6. He doesn’t know how the sick one will hide under a blanket and grin with sheer delight when the caregiver shows dedication by turning off the Lone Star Channel and checking the condition of the patient frequently (clumsily, on tip toe) to see if anything more can be done.

7. Or even how reparative it is to the patient to hear Hub telling the puppies they must be quiet cause Mom isn’t feeling well.

8. He doesn’t know that it wouldn’t hurt to feel my forehead, even if his callused hands aren’t sensitive enough to pick up a fever.

9. He doesn’t know how important it is to query if the patient wants more blankets or less blankets. Or how glorious it is to have one’s toes tucked in.

He doesn’t know how all these things guarantee a speedy recovery. On second thought, maybe not. Maybe if he knew all these things I’d still be sick – very sick!

But the big question in my mind is how can anyone attend so many seminars given by professionals with such intensity and earnestness and write all those exams and still miss so much of the really important stuff?


susan said...

Wonderful post! Though as a former EMT I would say the difference is in the term of emergency care rather than loving coupla-two-tree-days care.

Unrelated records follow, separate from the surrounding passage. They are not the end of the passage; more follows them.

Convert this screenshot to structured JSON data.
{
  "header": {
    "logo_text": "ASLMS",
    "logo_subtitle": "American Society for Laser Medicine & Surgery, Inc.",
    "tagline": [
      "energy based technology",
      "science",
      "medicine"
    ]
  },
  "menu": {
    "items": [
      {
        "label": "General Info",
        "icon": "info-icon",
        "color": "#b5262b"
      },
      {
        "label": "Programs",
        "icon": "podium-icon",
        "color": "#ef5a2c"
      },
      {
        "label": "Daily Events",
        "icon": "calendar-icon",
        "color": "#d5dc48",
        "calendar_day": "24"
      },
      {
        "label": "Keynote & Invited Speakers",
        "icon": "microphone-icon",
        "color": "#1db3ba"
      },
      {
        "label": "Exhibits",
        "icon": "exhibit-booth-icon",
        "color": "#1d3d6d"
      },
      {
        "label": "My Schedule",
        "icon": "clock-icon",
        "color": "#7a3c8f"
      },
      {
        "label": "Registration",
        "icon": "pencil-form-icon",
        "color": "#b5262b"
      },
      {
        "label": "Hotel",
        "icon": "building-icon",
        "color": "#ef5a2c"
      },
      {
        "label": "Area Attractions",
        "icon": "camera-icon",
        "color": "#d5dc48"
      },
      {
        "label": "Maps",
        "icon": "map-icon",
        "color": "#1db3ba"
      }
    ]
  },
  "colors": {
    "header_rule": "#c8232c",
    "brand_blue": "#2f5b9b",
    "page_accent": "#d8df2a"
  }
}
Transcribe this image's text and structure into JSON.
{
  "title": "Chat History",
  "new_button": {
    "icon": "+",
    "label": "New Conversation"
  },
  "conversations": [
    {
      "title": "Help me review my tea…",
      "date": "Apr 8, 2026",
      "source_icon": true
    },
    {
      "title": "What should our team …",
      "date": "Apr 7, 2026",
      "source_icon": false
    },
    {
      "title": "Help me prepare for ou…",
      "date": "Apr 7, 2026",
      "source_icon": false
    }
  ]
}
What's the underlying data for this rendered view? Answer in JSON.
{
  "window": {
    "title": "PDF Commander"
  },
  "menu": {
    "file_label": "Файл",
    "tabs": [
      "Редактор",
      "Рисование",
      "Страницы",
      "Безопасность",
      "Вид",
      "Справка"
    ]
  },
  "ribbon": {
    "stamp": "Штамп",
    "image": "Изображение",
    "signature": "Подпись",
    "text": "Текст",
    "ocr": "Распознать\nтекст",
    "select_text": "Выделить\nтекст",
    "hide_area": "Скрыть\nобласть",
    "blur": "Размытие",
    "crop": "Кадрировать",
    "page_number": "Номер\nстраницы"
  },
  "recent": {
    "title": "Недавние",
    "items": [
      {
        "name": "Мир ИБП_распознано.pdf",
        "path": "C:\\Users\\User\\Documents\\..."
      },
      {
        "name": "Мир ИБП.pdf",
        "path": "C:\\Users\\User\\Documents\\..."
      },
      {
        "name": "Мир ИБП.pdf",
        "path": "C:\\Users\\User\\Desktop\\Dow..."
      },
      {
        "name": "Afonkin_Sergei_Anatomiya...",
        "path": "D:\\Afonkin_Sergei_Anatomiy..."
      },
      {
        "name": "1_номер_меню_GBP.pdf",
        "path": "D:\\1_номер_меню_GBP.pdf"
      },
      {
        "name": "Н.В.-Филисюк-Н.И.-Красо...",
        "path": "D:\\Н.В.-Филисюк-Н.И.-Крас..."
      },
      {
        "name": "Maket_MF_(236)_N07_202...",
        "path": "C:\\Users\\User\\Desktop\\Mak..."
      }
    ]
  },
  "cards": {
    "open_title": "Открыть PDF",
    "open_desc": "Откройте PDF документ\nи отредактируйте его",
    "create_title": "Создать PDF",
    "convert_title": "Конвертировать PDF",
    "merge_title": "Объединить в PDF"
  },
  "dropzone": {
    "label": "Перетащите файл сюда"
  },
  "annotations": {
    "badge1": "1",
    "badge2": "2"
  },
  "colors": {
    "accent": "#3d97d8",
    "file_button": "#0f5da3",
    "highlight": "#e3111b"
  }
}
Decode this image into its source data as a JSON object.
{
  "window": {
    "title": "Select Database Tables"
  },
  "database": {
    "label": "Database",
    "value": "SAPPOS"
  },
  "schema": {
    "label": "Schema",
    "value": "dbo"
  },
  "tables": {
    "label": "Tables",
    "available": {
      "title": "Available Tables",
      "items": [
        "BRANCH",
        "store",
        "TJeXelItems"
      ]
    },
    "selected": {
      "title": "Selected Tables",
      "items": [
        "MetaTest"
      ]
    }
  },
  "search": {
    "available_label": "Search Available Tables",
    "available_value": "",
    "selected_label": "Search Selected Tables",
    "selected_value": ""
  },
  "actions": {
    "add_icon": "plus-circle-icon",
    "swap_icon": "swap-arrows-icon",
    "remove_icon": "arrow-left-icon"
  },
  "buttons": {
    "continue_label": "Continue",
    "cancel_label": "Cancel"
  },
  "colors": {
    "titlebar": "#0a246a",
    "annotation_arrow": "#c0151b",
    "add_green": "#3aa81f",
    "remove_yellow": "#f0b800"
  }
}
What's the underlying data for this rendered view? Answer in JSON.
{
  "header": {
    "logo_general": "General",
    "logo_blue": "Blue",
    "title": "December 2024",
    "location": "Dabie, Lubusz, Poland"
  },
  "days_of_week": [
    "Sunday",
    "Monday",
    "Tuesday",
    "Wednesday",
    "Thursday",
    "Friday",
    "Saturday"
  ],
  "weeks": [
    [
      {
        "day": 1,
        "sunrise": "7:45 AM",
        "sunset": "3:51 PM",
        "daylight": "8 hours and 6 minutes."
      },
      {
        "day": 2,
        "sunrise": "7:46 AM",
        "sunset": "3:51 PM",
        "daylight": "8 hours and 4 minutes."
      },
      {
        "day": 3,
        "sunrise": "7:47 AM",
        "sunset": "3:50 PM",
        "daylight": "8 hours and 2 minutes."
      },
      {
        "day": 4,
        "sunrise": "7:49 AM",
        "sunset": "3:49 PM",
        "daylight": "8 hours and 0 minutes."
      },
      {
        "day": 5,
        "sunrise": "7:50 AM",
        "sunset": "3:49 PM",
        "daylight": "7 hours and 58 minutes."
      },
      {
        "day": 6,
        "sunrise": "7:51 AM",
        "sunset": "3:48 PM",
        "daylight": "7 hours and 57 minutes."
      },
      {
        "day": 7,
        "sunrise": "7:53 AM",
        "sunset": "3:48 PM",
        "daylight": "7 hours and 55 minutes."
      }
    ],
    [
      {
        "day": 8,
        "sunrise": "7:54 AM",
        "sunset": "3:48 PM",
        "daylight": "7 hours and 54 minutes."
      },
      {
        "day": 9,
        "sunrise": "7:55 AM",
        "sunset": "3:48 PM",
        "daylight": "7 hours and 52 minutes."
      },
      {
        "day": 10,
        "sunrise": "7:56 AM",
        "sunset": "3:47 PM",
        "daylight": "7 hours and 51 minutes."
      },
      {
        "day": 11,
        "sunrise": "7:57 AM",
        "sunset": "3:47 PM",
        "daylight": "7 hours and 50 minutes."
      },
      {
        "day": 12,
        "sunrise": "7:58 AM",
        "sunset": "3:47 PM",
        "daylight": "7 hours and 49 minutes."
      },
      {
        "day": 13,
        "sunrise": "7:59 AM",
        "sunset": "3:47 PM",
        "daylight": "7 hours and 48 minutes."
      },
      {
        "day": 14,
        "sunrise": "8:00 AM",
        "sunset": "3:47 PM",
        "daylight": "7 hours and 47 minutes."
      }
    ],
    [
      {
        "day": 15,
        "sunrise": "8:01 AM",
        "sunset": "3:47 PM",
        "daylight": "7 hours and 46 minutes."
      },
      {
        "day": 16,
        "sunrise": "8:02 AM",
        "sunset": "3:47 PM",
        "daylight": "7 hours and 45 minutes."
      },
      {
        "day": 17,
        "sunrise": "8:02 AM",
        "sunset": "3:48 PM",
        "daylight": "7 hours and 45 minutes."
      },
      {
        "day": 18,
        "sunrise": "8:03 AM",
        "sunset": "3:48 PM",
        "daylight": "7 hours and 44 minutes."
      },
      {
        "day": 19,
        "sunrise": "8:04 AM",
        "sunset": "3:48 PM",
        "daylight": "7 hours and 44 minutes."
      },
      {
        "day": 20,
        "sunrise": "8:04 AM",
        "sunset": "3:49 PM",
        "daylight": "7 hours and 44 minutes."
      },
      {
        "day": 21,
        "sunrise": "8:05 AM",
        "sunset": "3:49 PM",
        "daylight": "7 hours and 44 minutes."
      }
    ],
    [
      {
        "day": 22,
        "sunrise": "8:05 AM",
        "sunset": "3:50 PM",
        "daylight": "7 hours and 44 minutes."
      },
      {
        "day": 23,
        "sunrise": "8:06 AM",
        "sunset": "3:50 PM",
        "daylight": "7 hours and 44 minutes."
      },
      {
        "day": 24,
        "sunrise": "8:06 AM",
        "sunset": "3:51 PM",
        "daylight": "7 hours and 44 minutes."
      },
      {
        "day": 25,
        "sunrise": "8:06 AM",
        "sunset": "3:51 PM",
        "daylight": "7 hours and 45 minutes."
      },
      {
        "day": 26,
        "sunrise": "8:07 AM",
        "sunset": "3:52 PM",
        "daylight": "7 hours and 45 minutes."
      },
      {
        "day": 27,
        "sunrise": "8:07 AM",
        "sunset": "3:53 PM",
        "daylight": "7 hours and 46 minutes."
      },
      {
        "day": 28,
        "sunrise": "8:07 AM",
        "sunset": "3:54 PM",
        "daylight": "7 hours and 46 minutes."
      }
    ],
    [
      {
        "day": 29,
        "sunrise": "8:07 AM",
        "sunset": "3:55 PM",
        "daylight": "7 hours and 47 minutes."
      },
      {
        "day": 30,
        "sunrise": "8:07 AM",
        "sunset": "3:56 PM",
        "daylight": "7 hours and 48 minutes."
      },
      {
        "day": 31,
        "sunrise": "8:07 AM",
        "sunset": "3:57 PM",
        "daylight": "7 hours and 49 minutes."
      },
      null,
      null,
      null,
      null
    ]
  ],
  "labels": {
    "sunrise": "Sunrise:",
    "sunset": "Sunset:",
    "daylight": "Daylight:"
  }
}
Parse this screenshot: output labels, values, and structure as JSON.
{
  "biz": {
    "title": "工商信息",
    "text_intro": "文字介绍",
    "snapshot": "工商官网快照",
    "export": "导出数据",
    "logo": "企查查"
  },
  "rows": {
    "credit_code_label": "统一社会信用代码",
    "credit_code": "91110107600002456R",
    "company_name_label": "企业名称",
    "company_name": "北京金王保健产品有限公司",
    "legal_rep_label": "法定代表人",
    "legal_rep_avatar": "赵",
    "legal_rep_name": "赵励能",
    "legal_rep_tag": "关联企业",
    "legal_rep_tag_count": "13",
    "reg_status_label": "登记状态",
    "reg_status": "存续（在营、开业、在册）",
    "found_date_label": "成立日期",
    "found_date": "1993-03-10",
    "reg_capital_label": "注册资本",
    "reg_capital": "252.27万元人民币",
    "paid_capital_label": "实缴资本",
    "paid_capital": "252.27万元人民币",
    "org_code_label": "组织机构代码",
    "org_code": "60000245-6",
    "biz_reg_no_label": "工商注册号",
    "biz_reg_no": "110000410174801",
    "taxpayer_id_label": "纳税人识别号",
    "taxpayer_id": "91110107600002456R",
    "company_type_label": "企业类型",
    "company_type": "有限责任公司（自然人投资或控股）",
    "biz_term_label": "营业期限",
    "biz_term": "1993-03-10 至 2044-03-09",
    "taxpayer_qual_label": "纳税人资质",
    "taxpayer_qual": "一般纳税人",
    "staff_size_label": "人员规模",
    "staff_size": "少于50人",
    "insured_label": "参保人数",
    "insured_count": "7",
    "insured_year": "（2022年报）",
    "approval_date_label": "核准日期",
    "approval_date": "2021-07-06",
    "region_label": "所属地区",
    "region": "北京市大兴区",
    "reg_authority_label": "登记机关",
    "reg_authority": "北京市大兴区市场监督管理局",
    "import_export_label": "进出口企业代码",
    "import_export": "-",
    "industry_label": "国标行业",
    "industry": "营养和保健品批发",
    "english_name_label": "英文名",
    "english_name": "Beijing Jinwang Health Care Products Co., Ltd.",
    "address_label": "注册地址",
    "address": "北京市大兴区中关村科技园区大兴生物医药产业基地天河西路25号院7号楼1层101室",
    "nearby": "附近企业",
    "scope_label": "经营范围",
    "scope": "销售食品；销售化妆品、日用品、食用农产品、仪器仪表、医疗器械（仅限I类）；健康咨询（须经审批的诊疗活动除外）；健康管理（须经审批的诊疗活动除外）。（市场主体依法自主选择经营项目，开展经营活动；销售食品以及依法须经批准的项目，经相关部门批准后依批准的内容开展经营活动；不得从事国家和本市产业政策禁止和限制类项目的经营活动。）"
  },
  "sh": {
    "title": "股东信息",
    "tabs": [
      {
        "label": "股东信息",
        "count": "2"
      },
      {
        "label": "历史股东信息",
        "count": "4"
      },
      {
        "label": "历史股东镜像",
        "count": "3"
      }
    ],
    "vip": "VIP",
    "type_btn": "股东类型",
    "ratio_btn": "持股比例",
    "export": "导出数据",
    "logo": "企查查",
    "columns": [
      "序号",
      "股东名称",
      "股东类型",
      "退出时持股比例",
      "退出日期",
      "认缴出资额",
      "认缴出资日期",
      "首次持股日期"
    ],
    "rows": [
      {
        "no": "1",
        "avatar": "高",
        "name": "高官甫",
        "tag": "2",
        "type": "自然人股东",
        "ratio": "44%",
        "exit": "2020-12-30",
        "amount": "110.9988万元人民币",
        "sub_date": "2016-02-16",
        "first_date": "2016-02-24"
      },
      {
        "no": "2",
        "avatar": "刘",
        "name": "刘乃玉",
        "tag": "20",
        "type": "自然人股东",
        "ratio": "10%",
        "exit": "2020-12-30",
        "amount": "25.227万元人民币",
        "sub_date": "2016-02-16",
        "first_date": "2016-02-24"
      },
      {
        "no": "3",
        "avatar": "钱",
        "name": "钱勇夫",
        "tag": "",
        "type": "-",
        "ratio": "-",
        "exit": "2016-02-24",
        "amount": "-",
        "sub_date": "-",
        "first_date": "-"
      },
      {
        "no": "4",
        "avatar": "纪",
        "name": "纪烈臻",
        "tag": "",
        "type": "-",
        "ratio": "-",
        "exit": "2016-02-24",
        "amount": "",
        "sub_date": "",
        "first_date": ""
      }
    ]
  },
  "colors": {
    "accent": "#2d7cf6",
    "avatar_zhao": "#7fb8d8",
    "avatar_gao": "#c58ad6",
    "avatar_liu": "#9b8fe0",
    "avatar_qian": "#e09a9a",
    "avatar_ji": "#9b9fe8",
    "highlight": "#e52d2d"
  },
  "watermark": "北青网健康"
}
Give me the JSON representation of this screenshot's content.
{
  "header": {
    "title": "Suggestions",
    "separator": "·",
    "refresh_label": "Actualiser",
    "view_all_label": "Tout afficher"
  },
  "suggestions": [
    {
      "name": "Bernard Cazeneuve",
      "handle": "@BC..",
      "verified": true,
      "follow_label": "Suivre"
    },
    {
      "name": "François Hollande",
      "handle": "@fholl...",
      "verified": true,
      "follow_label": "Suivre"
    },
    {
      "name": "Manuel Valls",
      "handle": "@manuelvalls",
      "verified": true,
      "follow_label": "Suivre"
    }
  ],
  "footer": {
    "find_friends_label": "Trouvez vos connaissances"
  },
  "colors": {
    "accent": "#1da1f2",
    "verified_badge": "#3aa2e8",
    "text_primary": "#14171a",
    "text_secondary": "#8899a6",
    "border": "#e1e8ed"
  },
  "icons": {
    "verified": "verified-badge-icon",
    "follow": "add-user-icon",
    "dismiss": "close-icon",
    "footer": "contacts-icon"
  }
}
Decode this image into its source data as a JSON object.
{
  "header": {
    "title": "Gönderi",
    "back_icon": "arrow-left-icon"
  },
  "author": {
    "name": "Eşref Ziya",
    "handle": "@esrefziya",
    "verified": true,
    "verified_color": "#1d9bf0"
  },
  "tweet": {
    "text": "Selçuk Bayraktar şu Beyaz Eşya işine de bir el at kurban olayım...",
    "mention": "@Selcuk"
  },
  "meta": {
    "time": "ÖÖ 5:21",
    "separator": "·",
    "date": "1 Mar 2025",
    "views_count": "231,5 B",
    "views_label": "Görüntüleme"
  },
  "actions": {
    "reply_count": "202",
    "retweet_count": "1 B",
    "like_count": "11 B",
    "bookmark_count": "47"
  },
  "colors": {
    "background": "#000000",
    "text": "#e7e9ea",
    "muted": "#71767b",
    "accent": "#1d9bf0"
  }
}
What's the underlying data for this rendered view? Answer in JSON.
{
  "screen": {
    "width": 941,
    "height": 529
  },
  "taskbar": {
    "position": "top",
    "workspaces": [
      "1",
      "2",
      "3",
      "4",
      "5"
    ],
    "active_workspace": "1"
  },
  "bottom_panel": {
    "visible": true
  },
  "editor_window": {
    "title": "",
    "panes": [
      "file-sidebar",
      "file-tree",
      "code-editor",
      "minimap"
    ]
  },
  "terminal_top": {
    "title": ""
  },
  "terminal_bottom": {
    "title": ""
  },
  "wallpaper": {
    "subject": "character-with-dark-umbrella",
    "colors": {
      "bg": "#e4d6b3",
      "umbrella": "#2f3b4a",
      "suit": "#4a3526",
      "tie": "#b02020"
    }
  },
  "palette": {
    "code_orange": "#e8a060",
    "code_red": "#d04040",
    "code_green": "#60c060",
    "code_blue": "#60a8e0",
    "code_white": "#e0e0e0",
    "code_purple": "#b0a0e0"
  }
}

No, they didn't teach flip and fluff methods. But I betcha he comes running at the first hint of a cough taking it as a possible choaking.

Joy Des Jardins said...

Hub has got to sign up for those 'other' courses. You know...."How To Pamper The Ones That Count" and "Making The Most of Your Bedside Manner....and Meaning It."

Hope you're definiely on the mend Roberta....big healing hugs coming your way.....

Pauline said...

Have him read this and then he'll know!

Matty said...

Nothing as comforting as a foot rub..or playing your favorite music ...or reading quietly to you.
For that..I would play sick...I couldn't get any attention even if I got run over...hubby would be checking the tires.
Get well Roberta...

Roberta S said...

Glad you enjoyed the post, susan. And you're right, there wouldn't be a moment's hesitation to kick in if the Heimlich maneuver was needed.

Roberta S said...

joy and pauline, thanks for commenting. I casually know the individual who teaches many of these courses. I think I'll pass this list on to her. I know she'll get a huge kick out of it. And furthermore if she stresses these points Hub will take them a lot more earnestly then if I tell him.

Roberta S said...

Thanks for stopping in, matty. We do know what we like, do we not?

And thanks for sending good wishes.